This small chert one-shouldered bifacial knife is from Egypt. The artefact was recovered in the 1920s from an undated surface site on the Fayum Oasis, about 100 km southwest of Cairo. It is broadly similar to one-shouldered bifaces recovered from the Predynastic (Badarian culture) settlement at Hemamieh, and may date to ca. 6000-6400 BP. Bifacial knives emerge earlier in the Egyptian Western Desert (e.g., Farafra Oasis) and Fayum A period, by ca. 8000 BP, and this technological innovation likely diffused from there into the Nile Valley.
This bifacial knife has well-executed diagonal pressure flaking, with broad percussion-flaking scars also visible on one face.

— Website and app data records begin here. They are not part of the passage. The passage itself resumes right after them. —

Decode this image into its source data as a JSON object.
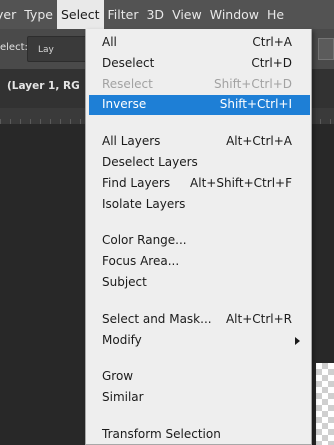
{
  "menubar": [
    "yer",
    "Type",
    "Select",
    "Filter",
    "3D",
    "View",
    "Window",
    "He"
  ],
  "options_bar": {
    "label": "elect:",
    "dropdown_value": "Lay"
  },
  "document_tab": {
    "title": "(Layer 1, RG"
  },
  "select_menu": {
    "items": [
      {
        "label": "All",
        "shortcut": "Ctrl+A",
        "state": "normal"
      },
      {
        "label": "Deselect",
        "shortcut": "Ctrl+D",
        "state": "normal"
      },
      {
        "label": "Reselect",
        "shortcut": "Shift+Ctrl+D",
        "state": "disabled"
      },
      {
        "label": "Inverse",
        "shortcut": "Shift+Ctrl+I",
        "state": "highlighted"
      },
      {
        "label": "All Layers",
        "shortcut": "Alt+Ctrl+A",
        "state": "normal"
      },
      {
        "label": "Deselect Layers",
        "shortcut": "",
        "state": "normal"
      },
      {
        "label": "Find Layers",
        "shortcut": "Alt+Shift+Ctrl+F",
        "state": "normal"
      },
      {
        "label": "Isolate Layers",
        "shortcut": "",
        "state": "normal"
      },
      {
        "label": "Color Range...",
        "shortcut": "",
        "state": "normal"
      },
      {
        "label": "Focus Area...",
        "shortcut": "",
        "state": "normal"
      },
      {
        "label": "Subject",
        "shortcut": "",
        "state": "normal"
      },
      {
        "label": "Select and Mask...",
        "shortcut": "Alt+Ctrl+R",
        "state": "normal"
      },
      {
        "label": "Modify",
        "shortcut": "",
        "state": "submenu"
      },
      {
        "label": "Grow",
        "shortcut": "",
        "state": "normal"
      },
      {
        "label": "Similar",
        "shortcut": "",
        "state": "normal"
      },
      {
        "label": "Transform Selection",
        "shortcut": "",
        "state": "normal"
      }
    ]
  },
  "colors": {
    "highlight": "#1e7fd6",
    "menu_bg": "#eeeeee",
    "menubar_bg": "#535353"
  }
}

The angle of the pressure flakes is from lower-left to upper-right, which is opposite to that often seen in diagonal pressure flaking elsewhere in the world. It was likely resharpened many times before being lost or discarded. Expert pressure flaking was seen on many tool types in Neolithic and Predynastic Egypt, and prestige knives from the Predynastic period show some of the highest levels of flintknapping skill ever achieved.

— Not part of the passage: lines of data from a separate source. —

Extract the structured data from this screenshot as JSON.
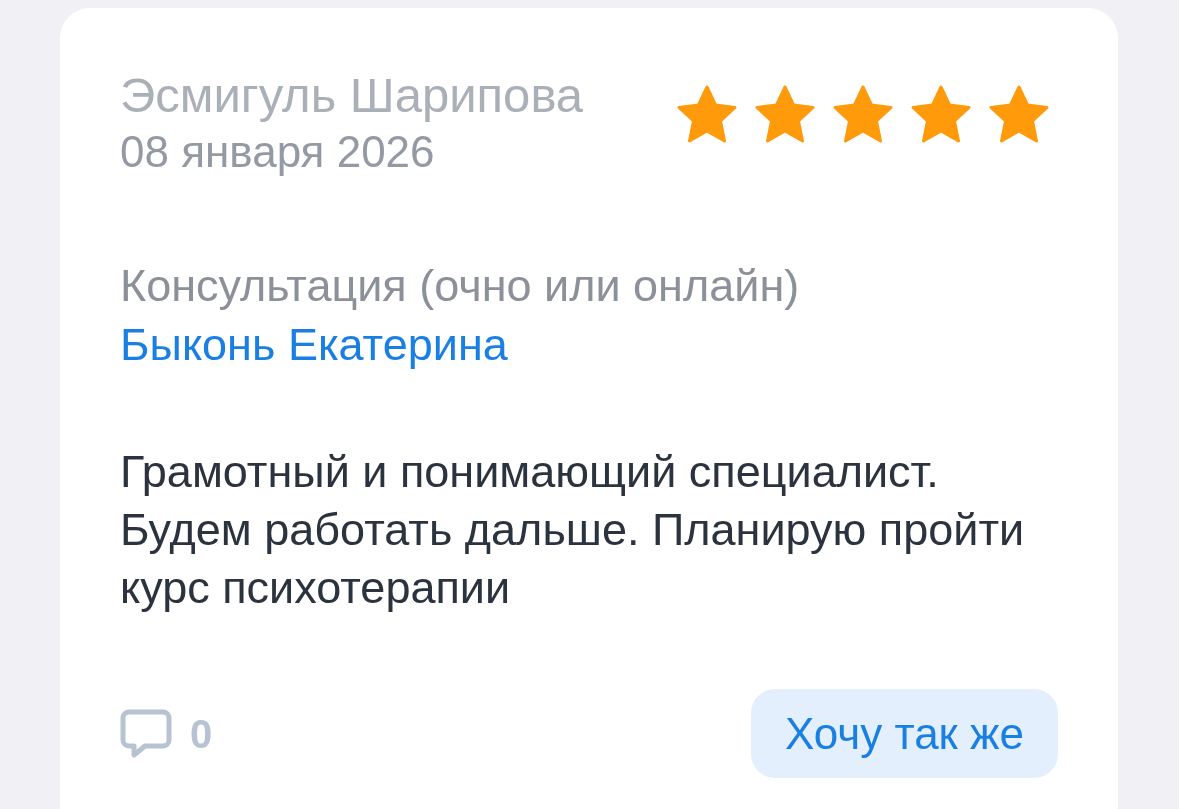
{
  "review": {
    "author": "Эсмигуль Шарипова",
    "date": "08 января 2026",
    "stars": 5,
    "service": "Консультация (очно или онлайн)",
    "specialist": "Быконь Екатерина",
    "text": "Грамотный и понимающий специалист. Будем работать дальше. Планирую пройти курс психотерапии",
    "comments_count": "0",
    "action_button": "Хочу так же"
  }
}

The artefact was part of the collections made by the famous archaeologist Gertrude Caton-Thompson from the Fayum Oasis from 1924-1928. At the time, the artefacts were transported to the Antiquities Service in Cairo for official division. From there, assemblages of stone tools were sent to organisations in the United Kingdom, and subdivided into smaller lots that were sent to subscribers around the world. This is how archaeological finds in Egypt were redistributed to museums worldwide. The Fayum stone tools were eventually distributed to 30 institutions in 8 countries, with most retained by the Petrie Museum of Egyptian Archaeology, University College London. The tool in this model was deaccessioned from one of the collections sent to North America.